Whether you're beginning to plan for your financial future—or have found yourself smack dab into making significant decisions that you didn’t anticipate—at some point you’ll need to consult with a financial advisor. However, it can be difficult to always know who the best person is to trust your finances to.
Choosing a financial advisor goes beyond working with someone who has the backing of a large brokerage firm or an impressive list of credentials behind their name. When you look around, there are a lot of alphabet-soup designations out there. Anyone can call themselves a financial advisor, but that doesn’t necessarily mean that they are highly qualified to advise you.
What to Look for in an Advisor
Professional credentials do not tell you everything you need to know about an advisor. You should also look at an advisor’s experience, investment style, and type of clientele. Use the following questions to help you in evaluating an advisor.
- What are your qualifications? Advisors must be registered with the Securities and Exchange Commission (SEC) or Financial Industry Regulatory Authority (FINRA) in order to provide investment advice. It’s important to understand the two standards of care that advisors are held to by each. The fiduciary standard requires that an adviser put the clients’ interest first and is enforced by the SEC, while the suitability standard is enforced by FINRA and requires that a broker make recommendations that are suitable based on a client’s personal situation. You should also do your due diligence to find out if a potential advisor has ever been investigated or found guilty of an infraction.

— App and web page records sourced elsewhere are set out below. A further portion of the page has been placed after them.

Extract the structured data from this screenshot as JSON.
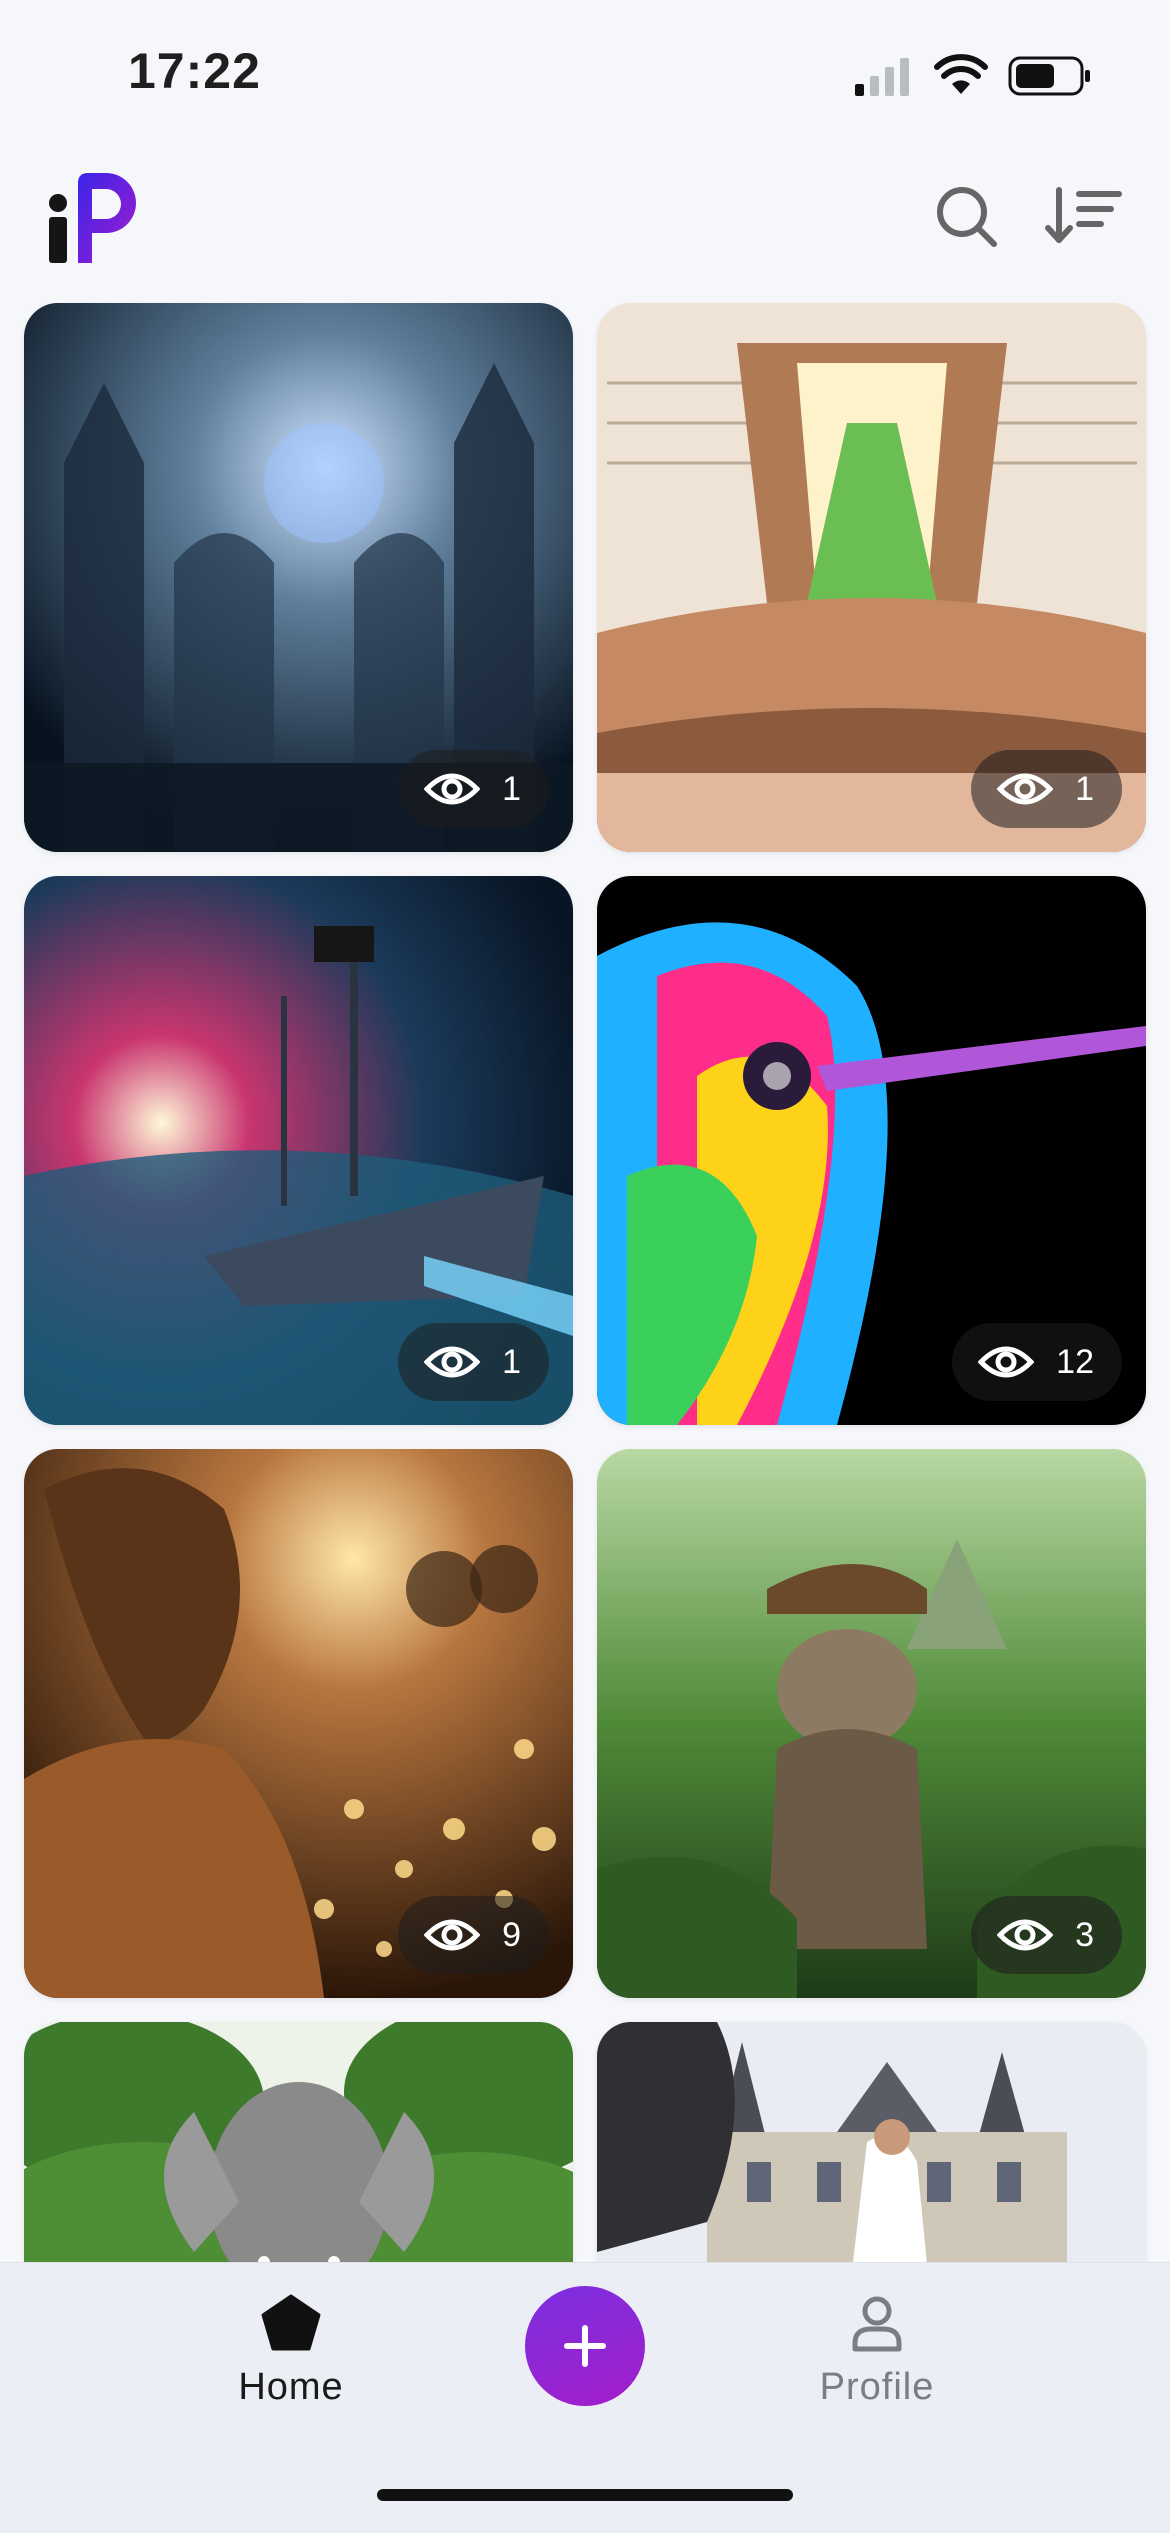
{
  "status_bar": {
    "time": "17:22"
  },
  "header": {
    "logo_icon": "ip-logo",
    "search_icon": "search-icon",
    "sort_icon": "sort-icon"
  },
  "cards": [
    {
      "title": "Gothic cathedral ruins",
      "views": "1",
      "colors": [
        "#0b1a2b",
        "#5f7f9c",
        "#dbe8ff"
      ]
    },
    {
      "title": "Forest inside book",
      "views": "1",
      "colors": [
        "#efe6d9",
        "#b07a55",
        "#8fcf6a"
      ]
    },
    {
      "title": "Pirate spaceship",
      "views": "1",
      "colors": [
        "#0d1f33",
        "#7ad7ff",
        "#c9356f"
      ]
    },
    {
      "title": "Rainbow hummingbird",
      "views": "12",
      "colors": [
        "#000000",
        "#1fb0ff",
        "#ff2d8a"
      ]
    },
    {
      "title": "Woman with film camera",
      "views": "9",
      "colors": [
        "#3a2210",
        "#b8763f",
        "#ffd27a"
      ]
    },
    {
      "title": "Explorer kitten",
      "views": "3",
      "colors": [
        "#1e3a18",
        "#7fbd5a",
        "#6b4a2b"
      ]
    },
    {
      "title": "Elephant in tree",
      "views": "",
      "colors": [
        "#3d7a2c",
        "#8a8a8a",
        "#ffffff"
      ]
    },
    {
      "title": "Wedding at castle",
      "views": "",
      "colors": [
        "#e9ecf2",
        "#2f2f34",
        "#cfc7b8"
      ]
    }
  ],
  "bottom_nav": {
    "home_label": "Home",
    "profile_label": "Profile",
    "add_icon": "plus-icon",
    "accent": "#8a24d6"
  }
}
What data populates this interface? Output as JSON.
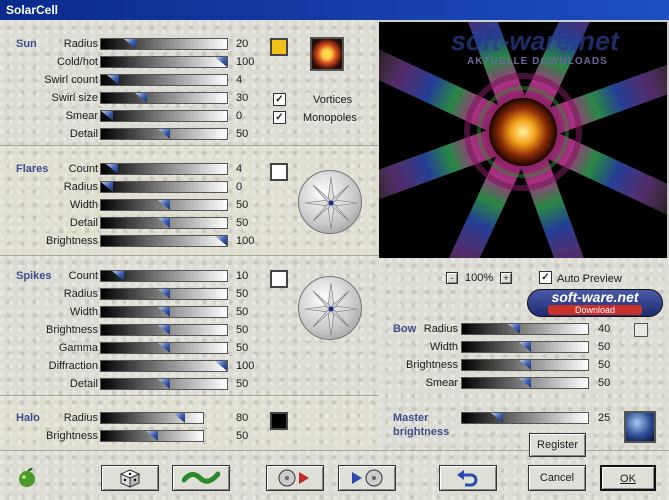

- How does your firm operate? No great advisor goes at it alone so discover all you can about the team behind the principal advisor. The mix of the team speaks volumes about the firm. Ask what licenses, certifications and/or credentials members of the team have. For example, many top advisory firms will have a Certified Financial Planner (CFP) and a Chartered Financial Analyst (CFA) on their team. Go deep and investigate other members on their team as stated in the above. Ask what role they play and how this will benefit you.
- What services do you provide? Some advisors only offer investment planning, while others take a whole life approach. As an example, Certified Financial Planners (CFP) have a process that looks at your overall goals and creates a written plan that addresses the wealth gaps to get you where you want to go.
- What does a financial plan look like? Of course every plan is different and should be tailored to the individual investor. However, ask to look at a sample portfolio or investment plan. Find out how the advisor approaches the planning process and communicates with clients. Ask if or why you need a plan, you may not depending on your needs. Also be sure to ask for client references—and then check them.
- What is your investment approach and how do you choose investments? It’s important that advisors have a process of how investments are chosen and deployed in an asset allocation. Your advisor should be able to explain how and why a particular investment is chosen. Discover their buy, sell and rebalance disciplines. It’s easy to buy investments, it’s the discipline of when and why to sell that are keys to better performance.
- What is your communication style? Some clients are very financially savvy while others appreciate a bit of hand-holding and education. Will your advisor and his or her team take the time to thoroughly explain the markets, the investing rationale—and any other questions that you may have? At times of market stress, how does the advisor communicate?
- How are you compensated? Some advisors are strictly fee-based, while others earn their living by commission or from selling an investment product. Ask if there are any conflicts of interest which would motivate the advisor to do something that’s not in your best interest. Be sure all fees are disclosed and if you’re unsure about something—ask!
- What makes the investment team unique? We ask these questions when we buy a car, hire a contractor, or work with a personal trainer. An investment advisor should be no different. Ask them how they define a successful relationship. If your advisor can’t explain in clear language why they are different and how you will benefit from becoming a client, move on.
Know When It’s Time to Change Advisors
You may have been with an advisor for many years and have not been particularly satisfied. But sometimes it seems easier to stay with them because change can be just as difficult. Stop and take a minute to see if any of these points apply:
- Lack of communication: A good advisor is always available for clients—by phone, email or appointments. If your advisor isn’t keeping you in the loop, it’s time to look for someone else.
- Pushing products instead of giving advice. One size does not fit all. Your financial plan should be tailored to your specific goals. Avoid advisors who recommend cookie-cutter products or plans.
- Not being proactive—or reactive. A year or two of lackluster performance isn’t cause for alarm. Those are things that an advisor cannot completely control. However, if your performance returns continue to be out of line with your risk tolerance or goals, be sure to discuss re-vamping your investment strategy. And, if you come away feeling that your advisor isn’t listening, consider making a change.
At JJ Burns & Company, we believe a good advisor is truly your partner in your long-term financial success. Talk to us about how we can help you reach your goals.